Interface dataset entries:
- Opening Delimiter -
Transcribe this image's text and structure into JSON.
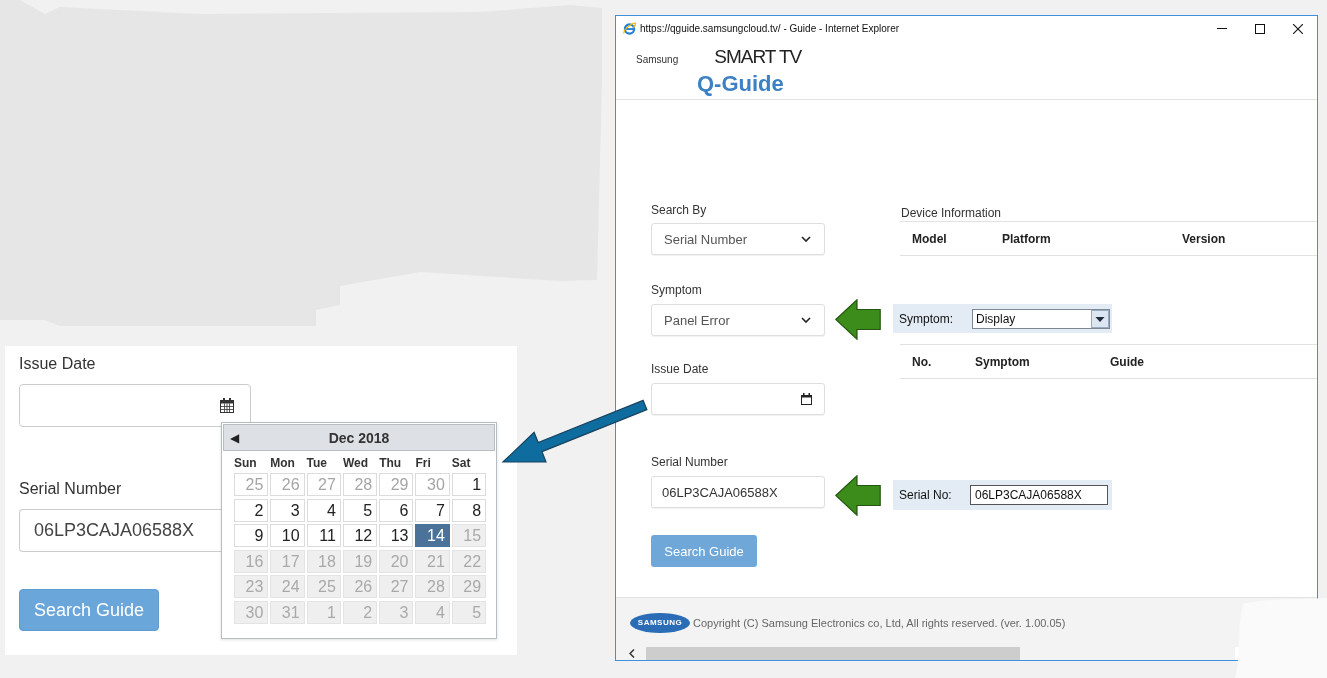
{
  "left_panel": {
    "issue_date": {
      "label": "Issue Date"
    },
    "serial_number": {
      "label": "Serial Number",
      "value": "06LP3CAJA06588X"
    },
    "button": "Search Guide",
    "calendar": {
      "prev": "◀",
      "title": "Dec 2018",
      "weekdays": [
        "Sun",
        "Mon",
        "Tue",
        "Wed",
        "Thu",
        "Fri",
        "Sat"
      ],
      "weeks": [
        [
          {
            "day": "25",
            "kind": "outside",
            "selected": false
          },
          {
            "day": "26",
            "kind": "outside",
            "selected": false
          },
          {
            "day": "27",
            "kind": "outside",
            "selected": false
          },
          {
            "day": "28",
            "kind": "outside",
            "selected": false
          },
          {
            "day": "29",
            "kind": "outside",
            "selected": false
          },
          {
            "day": "30",
            "kind": "outside",
            "selected": false
          },
          {
            "day": "1",
            "kind": "normal",
            "selected": false
          }
        ],
        [
          {
            "day": "2",
            "kind": "normal",
            "selected": false
          },
          {
            "day": "3",
            "kind": "normal",
            "selected": false
          },
          {
            "day": "4",
            "kind": "normal",
            "selected": false
          },
          {
            "day": "5",
            "kind": "normal",
            "selected": false
          },
          {
            "day": "6",
            "kind": "normal",
            "selected": false
          },
          {
            "day": "7",
            "kind": "normal",
            "selected": false
          },
          {
            "day": "8",
            "kind": "normal",
            "selected": false
          }
        ],
        [
          {
            "day": "9",
            "kind": "normal",
            "selected": false
          },
          {
            "day": "10",
            "kind": "normal",
            "selected": false
          },
          {
            "day": "11",
            "kind": "normal",
            "selected": false
          },
          {
            "day": "12",
            "kind": "normal",
            "selected": false
          },
          {
            "day": "13",
            "kind": "normal",
            "selected": false
          },
          {
            "day": "14",
            "kind": "normal",
            "selected": true
          },
          {
            "day": "15",
            "kind": "disabled",
            "selected": false
          }
        ],
        [
          {
            "day": "16",
            "kind": "disabled",
            "selected": false
          },
          {
            "day": "17",
            "kind": "disabled",
            "selected": false
          },
          {
            "day": "18",
            "kind": "disabled",
            "selected": false
          },
          {
            "day": "19",
            "kind": "disabled",
            "selected": false
          },
          {
            "day": "20",
            "kind": "disabled",
            "selected": false
          },
          {
            "day": "21",
            "kind": "disabled",
            "selected": false
          },
          {
            "day": "22",
            "kind": "disabled",
            "selected": false
          }
        ],
        [
          {
            "day": "23",
            "kind": "disabled",
            "selected": false
          },
          {
            "day": "24",
            "kind": "disabled",
            "selected": false
          },
          {
            "day": "25",
            "kind": "disabled",
            "selected": false
          },
          {
            "day": "26",
            "kind": "disabled",
            "selected": false
          },
          {
            "day": "27",
            "kind": "disabled",
            "selected": false
          },
          {
            "day": "28",
            "kind": "disabled",
            "selected": false
          },
          {
            "day": "29",
            "kind": "disabled",
            "selected": false
          }
        ],
        [
          {
            "day": "30",
            "kind": "disabled",
            "selected": false
          },
          {
            "day": "31",
            "kind": "disabled",
            "selected": false
          },
          {
            "day": "1",
            "kind": "disabled",
            "selected": false
          },
          {
            "day": "2",
            "kind": "disabled",
            "selected": false
          },
          {
            "day": "3",
            "kind": "disabled",
            "selected": false
          },
          {
            "day": "4",
            "kind": "disabled",
            "selected": false
          },
          {
            "day": "5",
            "kind": "disabled",
            "selected": false
          }
        ]
      ]
    }
  },
  "browser": {
    "title": "https://qguide.samsungcloud.tv/ - Guide - Internet Explorer",
    "header": {
      "brand": "Samsung",
      "product": "SMART TV",
      "app": "Q-Guide"
    },
    "form": {
      "search_by": {
        "label": "Search By",
        "value": "Serial Number"
      },
      "symptom": {
        "label": "Symptom",
        "value": "Panel Error"
      },
      "issue_date": {
        "label": "Issue Date"
      },
      "serial_number": {
        "label": "Serial Number",
        "value": "06LP3CAJA06588X"
      },
      "button": "Search Guide"
    },
    "device_info": {
      "title": "Device Information",
      "columns": [
        "Model",
        "Platform",
        "Version"
      ]
    },
    "symptom_callout": {
      "label": "Symptom:",
      "value": "Display"
    },
    "symptom_table": {
      "columns": [
        "No.",
        "Symptom",
        "Guide"
      ]
    },
    "serial_callout": {
      "label": "Serial No:",
      "value": "06LP3CAJA06588X"
    },
    "footer": {
      "logo": "SAMSUNG",
      "copyright": "Copyright (C) Samsung Electronics co, Ltd, All rights reserved. (ver. 1.00.05)"
    }
  }
}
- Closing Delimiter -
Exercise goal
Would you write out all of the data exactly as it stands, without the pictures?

Solution to the exercise
Transcribe this image's text and structure into JSON.
{
  "left_panel": {
    "issue_date": {
      "label": "Issue Date"
    },
    "serial_number": {
      "label": "Serial Number",
      "value": "06LP3CAJA06588X"
    },
    "button": "Search Guide",
    "calendar": {
      "prev": "◀",
      "title": "Dec 2018",
      "weekdays": [
        "Sun",
        "Mon",
        "Tue",
        "Wed",
        "Thu",
        "Fri",
        "Sat"
      ],
      "weeks": [
        [
          {
            "day": "25",
            "kind": "outside",
            "selected": false
          },
          {
            "day": "26",
            "kind": "outside",
            "selected": false
          },
          {
            "day": "27",
            "kind": "outside",
            "selected": false
          },
          {
            "day": "28",
            "kind": "outside",
            "selected": false
          },
          {
            "day": "29",
            "kind": "outside",
            "selected": false
          },
          {
            "day": "30",
            "kind": "outside",
            "selected": false
          },
          {
            "day": "1",
            "kind": "normal",
            "selected": false
          }
        ],
        [
          {
            "day": "2",
            "kind": "normal",
            "selected": false
          },
          {
            "day": "3",
            "kind": "normal",
            "selected": false
          },
          {
            "day": "4",
            "kind": "normal",
            "selected": false
          },
          {
            "day": "5",
            "kind": "normal",
            "selected": false
          },
          {
            "day": "6",
            "kind": "normal",
            "selected": false
          },
          {
            "day": "7",
            "kind": "normal",
            "selected": false
          },
          {
            "day": "8",
            "kind": "normal",
            "selected": false
          }
        ],
        [
          {
            "day": "9",
            "kind": "normal",
            "selected": false
          },
          {
            "day": "10",
            "kind": "normal",
            "selected": false
          },
          {
            "day": "11",
            "kind": "normal",
            "selected": false
          },
          {
            "day": "12",
            "kind": "normal",
            "selected": false
          },
          {
            "day": "13",
            "kind": "normal",
            "selected": false
          },
          {
            "day": "14",
            "kind": "normal",
            "selected": true
          },
          {
            "day": "15",
            "kind": "disabled",
            "selected": false
          }
        ],
        [
          {
            "day": "16",
            "kind": "disabled",
            "selected": false
          },
          {
            "day": "17",
            "kind": "disabled",
            "selected": false
          },
          {
            "day": "18",
            "kind": "disabled",
            "selected": false
          },
          {
            "day": "19",
            "kind": "disabled",
            "selected": false
          },
          {
            "day": "20",
            "kind": "disabled",
            "selected": false
          },
          {
            "day": "21",
            "kind": "disabled",
            "selected": false
          },
          {
            "day": "22",
            "kind": "disabled",
            "selected": false
          }
        ],
        [
          {
            "day": "23",
            "kind": "disabled",
            "selected": false
          },
          {
            "day": "24",
            "kind": "disabled",
            "selected": false
          },
          {
            "day": "25",
            "kind": "disabled",
            "selected": false
          },
          {
            "day": "26",
            "kind": "disabled",
            "selected": false
          },
          {
            "day": "27",
            "kind": "disabled",
            "selected": false
          },
          {
            "day": "28",
            "kind": "disabled",
            "selected": false
          },
          {
            "day": "29",
            "kind": "disabled",
            "selected": false
          }
        ],
        [
          {
            "day": "30",
            "kind": "disabled",
            "selected": false
          },
          {
            "day": "31",
            "kind": "disabled",
            "selected": false
          },
          {
            "day": "1",
            "kind": "disabled",
            "selected": false
          },
          {
            "day": "2",
            "kind": "disabled",
            "selected": false
          },
          {
            "day": "3",
            "kind": "disabled",
            "selected": false
          },
          {
            "day": "4",
            "kind": "disabled",
            "selected": false
          },
          {
            "day": "5",
            "kind": "disabled",
            "selected": false
          }
        ]
      ]
    }
  },
  "browser": {
    "title": "https://qguide.samsungcloud.tv/ - Guide - Internet Explorer",
    "header": {
      "brand": "Samsung",
      "product": "SMART TV",
      "app": "Q-Guide"
    },
    "form": {
      "search_by": {
        "label": "Search By",
        "value": "Serial Number"
      },
      "symptom": {
        "label": "Symptom",
        "value": "Panel Error"
      },
      "issue_date": {
        "label": "Issue Date"
      },
      "serial_number": {
        "label": "Serial Number",
        "value": "06LP3CAJA06588X"
      },
      "button": "Search Guide"
    },
    "device_info": {
      "title": "Device Information",
      "columns": [
        "Model",
        "Platform",
        "Version"
      ]
    },
    "symptom_callout": {
      "label": "Symptom:",
      "value": "Display"
    },
    "symptom_table": {
      "columns": [
        "No.",
        "Symptom",
        "Guide"
      ]
    },
    "serial_callout": {
      "label": "Serial No:",
      "value": "06LP3CAJA06588X"
    },
    "footer": {
      "logo": "SAMSUNG",
      "copyright": "Copyright (C) Samsung Electronics co, Ltd, All rights reserved. (ver. 1.00.05)"
    }
  }
}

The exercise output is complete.